- _Extracted data_
=== Begin Enclosure ===
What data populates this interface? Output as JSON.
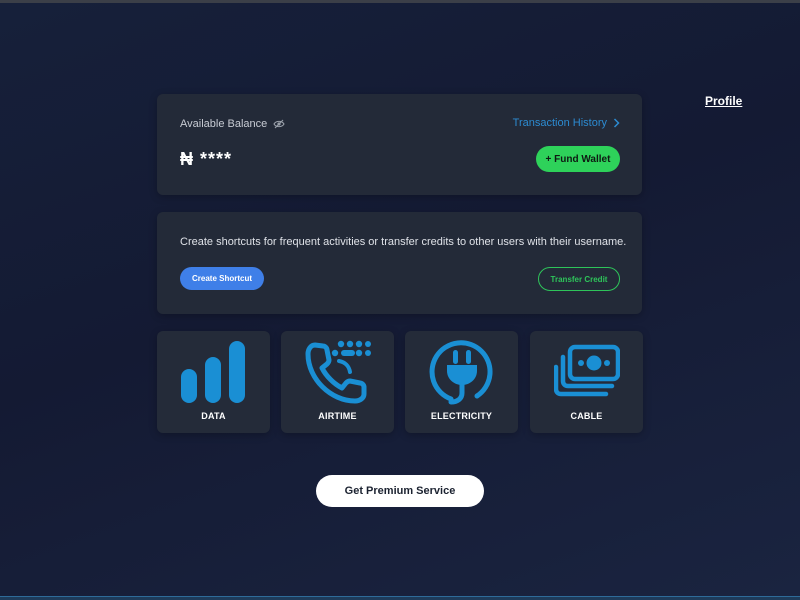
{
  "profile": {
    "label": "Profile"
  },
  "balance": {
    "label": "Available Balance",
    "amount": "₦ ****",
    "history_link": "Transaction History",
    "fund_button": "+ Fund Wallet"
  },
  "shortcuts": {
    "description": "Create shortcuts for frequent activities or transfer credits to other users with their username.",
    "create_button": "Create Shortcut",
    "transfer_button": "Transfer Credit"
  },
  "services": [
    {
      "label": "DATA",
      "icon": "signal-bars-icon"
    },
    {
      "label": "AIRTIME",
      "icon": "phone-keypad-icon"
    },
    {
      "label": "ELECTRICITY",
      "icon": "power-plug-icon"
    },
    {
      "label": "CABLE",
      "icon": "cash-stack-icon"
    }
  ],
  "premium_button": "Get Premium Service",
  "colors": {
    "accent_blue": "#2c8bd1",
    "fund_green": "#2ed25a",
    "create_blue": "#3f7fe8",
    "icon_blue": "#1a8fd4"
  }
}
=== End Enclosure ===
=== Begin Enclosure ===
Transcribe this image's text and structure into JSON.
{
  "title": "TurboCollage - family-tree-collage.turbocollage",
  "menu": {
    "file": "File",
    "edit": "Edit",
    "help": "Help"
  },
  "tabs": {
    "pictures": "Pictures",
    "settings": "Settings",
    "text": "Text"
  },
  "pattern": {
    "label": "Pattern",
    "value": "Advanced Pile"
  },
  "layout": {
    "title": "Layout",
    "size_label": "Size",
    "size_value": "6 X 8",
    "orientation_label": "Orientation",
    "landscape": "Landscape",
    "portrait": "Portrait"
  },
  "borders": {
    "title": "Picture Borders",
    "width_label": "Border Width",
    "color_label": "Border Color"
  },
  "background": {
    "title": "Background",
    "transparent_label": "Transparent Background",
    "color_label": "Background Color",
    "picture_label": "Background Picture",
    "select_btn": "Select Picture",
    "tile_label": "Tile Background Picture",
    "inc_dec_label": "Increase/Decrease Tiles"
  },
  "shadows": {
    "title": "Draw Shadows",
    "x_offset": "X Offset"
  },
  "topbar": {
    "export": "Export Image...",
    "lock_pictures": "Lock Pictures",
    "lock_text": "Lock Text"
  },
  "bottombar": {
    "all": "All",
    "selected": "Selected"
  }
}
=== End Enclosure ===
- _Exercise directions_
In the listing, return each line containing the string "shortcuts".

- _Your response_
  "shortcuts": {
    "description": "Create shortcuts for frequent activities or transfer credits to other users with their username.",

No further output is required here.